Synopsis from Good Reads:
Dr. Iris Ballard’s glory days are behind her, so when Luke Hudson, her former FBI partner and onetime lover, asks for help constructing a psychological profile of an elusive serial killer who murders single mothers and dumps their bodies in the woods, Iris turns him away. She just wants to be left alone with her infomercials, her German Shepherd, and her vodka. That is, until she gets a peek at the case files.
The media has dubbed him “the Woodsman.” But after Iris learns the sickening details held back from the press, and as she sets foot onto the scene of his latest crime, she assembles a portrait of a more complicated, enigmatic, meticulous man. Control is his motivation. He thrives on it. Soon he even tries to manipulate the investigation by contacting Iris, hoping to rattle the woman he considers an intellectual equal.

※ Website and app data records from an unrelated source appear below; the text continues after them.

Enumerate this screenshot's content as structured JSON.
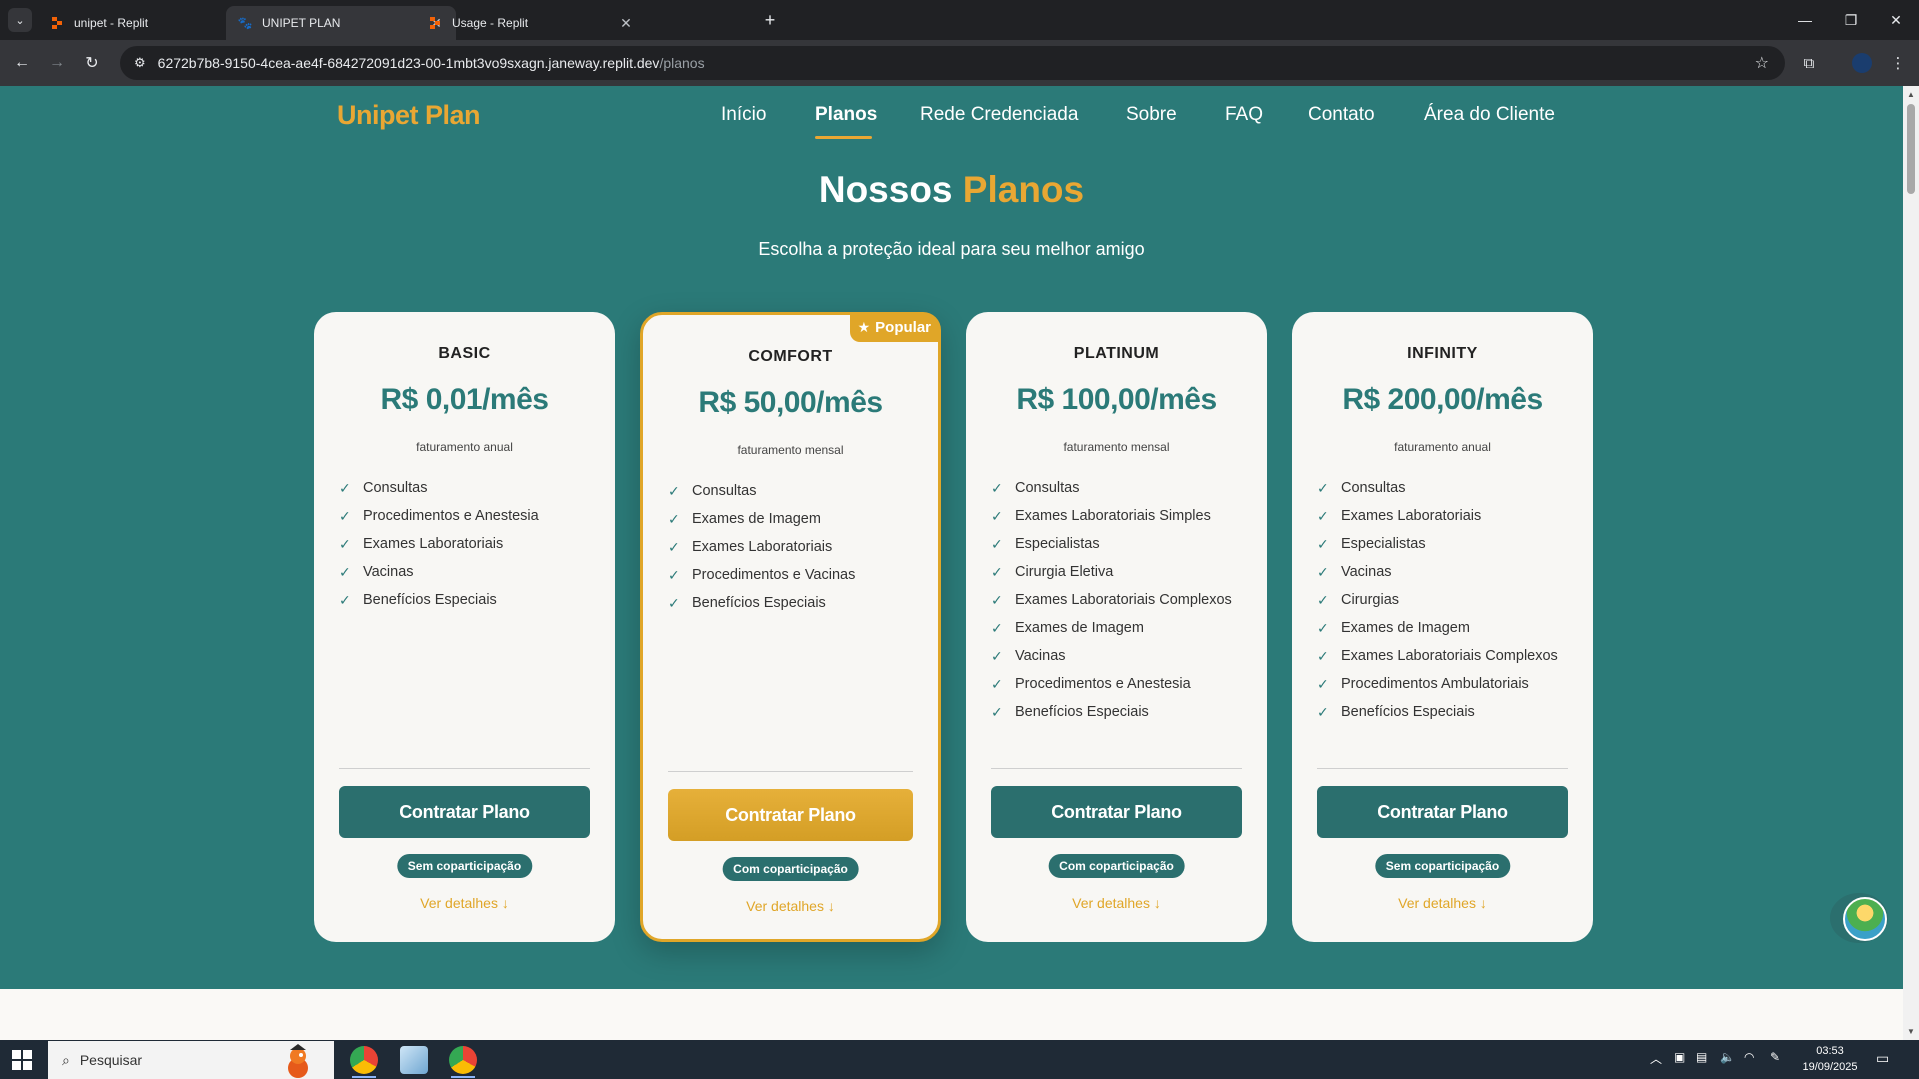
{
  "browser": {
    "tabs": [
      {
        "title": "unipet - Replit",
        "favicon": "replit-icon"
      },
      {
        "title": "UNIPET PLAN",
        "favicon": "paw-icon",
        "active": true
      },
      {
        "title": "Usage - Replit",
        "favicon": "replit-icon"
      }
    ],
    "url_host": "6272b7b8-9150-4cea-ae4f-684272091d23-00-1mbt3vo9sxagn.janeway.replit.dev",
    "url_path": "/planos"
  },
  "site": {
    "logo": "Unipet Plan",
    "nav": [
      {
        "label": "Início"
      },
      {
        "label": "Planos",
        "active": true
      },
      {
        "label": "Rede Credenciada"
      },
      {
        "label": "Sobre"
      },
      {
        "label": "FAQ"
      },
      {
        "label": "Contato"
      },
      {
        "label": "Área do Cliente"
      }
    ],
    "hero": {
      "title_main": "Nossos",
      "title_accent": "Planos",
      "subtitle": "Escolha a proteção ideal para seu melhor amigo"
    }
  },
  "plans": [
    {
      "name": "BASIC",
      "price": "R$ 0,01/mês",
      "billing": "faturamento anual",
      "features": [
        "Consultas",
        "Procedimentos e Anestesia",
        "Exames Laboratoriais",
        "Vacinas",
        "Benefícios Especiais"
      ],
      "cta": "Contratar Plano",
      "copart": "Sem coparticipação",
      "details": "Ver detalhes ↓"
    },
    {
      "name": "COMFORT",
      "price": "R$ 50,00/mês",
      "billing": "faturamento mensal",
      "badge": "Popular",
      "features": [
        "Consultas",
        "Exames de Imagem",
        "Exames Laboratoriais",
        "Procedimentos e Vacinas",
        "Benefícios Especiais"
      ],
      "cta": "Contratar Plano",
      "copart": "Com coparticipação",
      "details": "Ver detalhes ↓"
    },
    {
      "name": "PLATINUM",
      "price": "R$ 100,00/mês",
      "billing": "faturamento mensal",
      "features": [
        "Consultas",
        "Exames Laboratoriais Simples",
        "Especialistas",
        "Cirurgia Eletiva",
        "Exames Laboratoriais Complexos",
        "Exames de Imagem",
        "Vacinas",
        "Procedimentos e Anestesia",
        "Benefícios Especiais"
      ],
      "cta": "Contratar Plano",
      "copart": "Com coparticipação",
      "details": "Ver detalhes ↓"
    },
    {
      "name": "INFINITY",
      "price": "R$ 200,00/mês",
      "billing": "faturamento anual",
      "features": [
        "Consultas",
        "Exames Laboratoriais",
        "Especialistas",
        "Vacinas",
        "Cirurgias",
        "Exames de Imagem",
        "Exames Laboratoriais Complexos",
        "Procedimentos Ambulatoriais",
        "Benefícios Especiais"
      ],
      "cta": "Contratar Plano",
      "copart": "Sem coparticipação",
      "details": "Ver detalhes ↓"
    }
  ],
  "taskbar": {
    "search_placeholder": "Pesquisar",
    "time": "03:53",
    "date": "19/09/2025"
  },
  "colors": {
    "teal": "#2b7a78",
    "gold": "#e0a628",
    "card_bg": "#f8f7f4"
  }
}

The game is on. Iris thinks she has a read on her target, enough to push his buttons, to make him lose control. But when the Woodsman gains the upper hand, Iris faces the most painful reckoning of all—with her own violent past.
I received a copy of this title from NetGalley. It does not impact my review.

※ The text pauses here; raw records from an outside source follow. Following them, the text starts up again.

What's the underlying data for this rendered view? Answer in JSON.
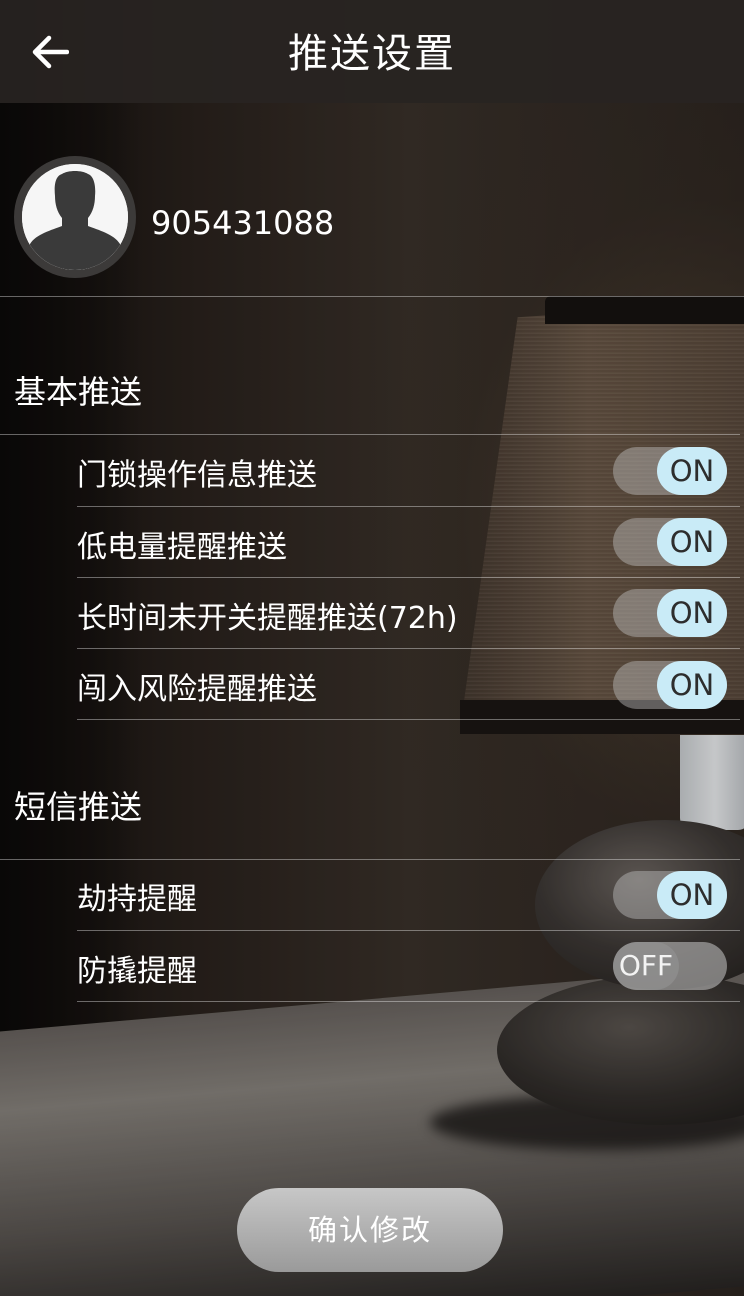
{
  "header": {
    "title": "推送设置",
    "back_icon": "arrow-left-icon"
  },
  "profile": {
    "username": "905431088",
    "avatar_icon": "user-silhouette-icon"
  },
  "sections": [
    {
      "title": "基本推送",
      "items": [
        {
          "label": "门锁操作信息推送",
          "state": "ON"
        },
        {
          "label": "低电量提醒推送",
          "state": "ON"
        },
        {
          "label": "长时间未开关提醒推送(72h)",
          "state": "ON"
        },
        {
          "label": "闯入风险提醒推送",
          "state": "ON"
        }
      ]
    },
    {
      "title": "短信推送",
      "items": [
        {
          "label": "劫持提醒",
          "state": "ON"
        },
        {
          "label": "防撬提醒",
          "state": "OFF"
        }
      ]
    }
  ],
  "confirm_label": "确认修改",
  "colors": {
    "toggle_on_knob": "#c9ebf7",
    "header_bg": "#282422",
    "confirm_bg": "#b5b5b5"
  }
}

Beautiful Maids All in a Row will be available 10/11/16.
In the acknowledgments, the author reveals that this is the first book she ever wrote at age nineteen. And it reads like it. The story is just one cliché after another with nothing surprising or original in the whole book. I guessed who the serial killer was in the third chapter and it took about another twelve chapters for the characters to figure it out. I really don’t have anything constructive to say about this book, so this is more of a note than an actual review. I will say that based on other reviews I’ve read I am in the minority opinion. And maybe if I had never read another book in this genre before I could have enjoyed it more.
Overall Rating (out of 5): 1 Star